The reaction to thermal stimuli also depends on the rate of change of the thermal stimulus, which is why a sudden immersion of the body in ice water is used after it has been warmed up beforehand. Immersion of the whole body is used for the reason that the reaction will be the stronger the larger the area of the body on which the thermal factor exerts its effect. Research will show that when the stimulus at the same temperature is repeatedly used, the strength of the general reaction weakens because the system adapts to its operation. We should remember, therefore, about the gradation of cold and hot stimuli and the expansion of differences (amplitude, between the highest temperature of heating and cooling.) What is the “reaction” of the local and general organism – a little further.
In order to intensify the thermal stimulus after re-entering the heat chamber, the fired furnace stones are covered with water. Its amount depends on the amount of humidity we want to achieve. The larger the room and the degree of air heating, the more water we have to pour onto the stones.
Physical insufficiency of the air increases, because as the temperature rises – that is, the higher the temperature, the more vapor can be taken by the air volume unit.
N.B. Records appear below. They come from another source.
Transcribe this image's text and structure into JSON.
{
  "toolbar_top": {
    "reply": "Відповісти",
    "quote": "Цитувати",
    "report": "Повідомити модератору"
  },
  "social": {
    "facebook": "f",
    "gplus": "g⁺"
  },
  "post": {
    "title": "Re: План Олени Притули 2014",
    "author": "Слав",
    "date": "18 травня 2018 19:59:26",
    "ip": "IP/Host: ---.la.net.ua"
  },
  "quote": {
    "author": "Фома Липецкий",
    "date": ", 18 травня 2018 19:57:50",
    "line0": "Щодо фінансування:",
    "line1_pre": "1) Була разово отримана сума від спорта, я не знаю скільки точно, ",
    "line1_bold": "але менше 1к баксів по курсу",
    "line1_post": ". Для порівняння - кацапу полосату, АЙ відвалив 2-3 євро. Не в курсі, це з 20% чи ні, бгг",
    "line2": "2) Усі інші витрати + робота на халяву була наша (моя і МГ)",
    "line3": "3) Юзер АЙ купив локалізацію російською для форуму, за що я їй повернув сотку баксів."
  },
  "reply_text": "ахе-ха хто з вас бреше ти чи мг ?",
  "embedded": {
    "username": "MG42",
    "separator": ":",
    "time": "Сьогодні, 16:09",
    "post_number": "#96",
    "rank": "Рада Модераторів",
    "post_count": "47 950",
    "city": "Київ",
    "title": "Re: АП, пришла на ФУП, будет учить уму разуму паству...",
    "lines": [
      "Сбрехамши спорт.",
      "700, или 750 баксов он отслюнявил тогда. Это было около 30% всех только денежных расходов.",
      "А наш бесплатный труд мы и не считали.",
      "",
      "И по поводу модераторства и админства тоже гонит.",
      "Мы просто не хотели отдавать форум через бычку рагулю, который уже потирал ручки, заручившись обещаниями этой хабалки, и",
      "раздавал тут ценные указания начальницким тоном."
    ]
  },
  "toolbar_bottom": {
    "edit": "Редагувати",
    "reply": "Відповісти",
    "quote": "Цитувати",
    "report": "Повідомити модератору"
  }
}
If we want the heat of water vapor to intensify the thermal reaction of the body, then the amount of nasty pair in the air must increase noticeably. It is supposed to be a thermal stimulus rather than a ritual of pouring water on stones. The sudden increase in water vapor content in the air can withstand only individuals with high physical capacity. After pouring water on the stones, the largest increase in water vapor is observed under the ceiling. Who wants to warm up his body to the limits of endurance, this should look for maximum warmth on the highest bench. After collecting the heat accumulated in the steam and re-sweating, cool the body again with a cold bath. Such treatments can be repeated three times, i.e. three times we bring the body to sweat. Once without steam, twice with pouring water on heated stones. Then, the body should cool down and take a moment to rest (10-20 minutes), take a massage and replenish the loss of fluids in the body. It should be added here that breathing in the change of hot and cold air during the passage of, for example, from the sauna heating chamber to the lake, for taking a cold bath also has a great stimulus for the body. The hot sauna air affects the surface of the skin and mucous membranes of the respiratory tract, causing the body’s temperature to rise to around 38 ° C and even 39.7 ° C. If we did not apply cooling treatments after leaving the sauna, then the body temperature can stay at such a high level from 30 minutes to one and a half hours. Halotherapy.
Excessive prolongation of stay in the sauna heating chamber with a low thermoregulatory efficiency of the system may lead to symptoms of overheating. Reckless exceeding the level of thermal endurance of the body observed in using the sauna as a result of prolonging the stay in the interior (who will last longer), or exposing the body to higher temperatures than we can stand it (who will lie on the highest stage of the bench), causes, among other things, an increase in the basic metabolism and a shift in the acid-alkaline balance of the body in the acidic direction. Warmed blood and metabolic products of acidic nature irritate the higher vegetative centers of the body and cause an increase in blood pressure, acceleration of the pulse, speed of breath and further increase of basic metabolism leading to changes in both the image and blood chemistry. Instead of freeing the muscles from “fatigue products”, we contribute unconsciously to further increase them, and instead of improving the thermoregulatory reactions of the system, we cause them to become unregulated.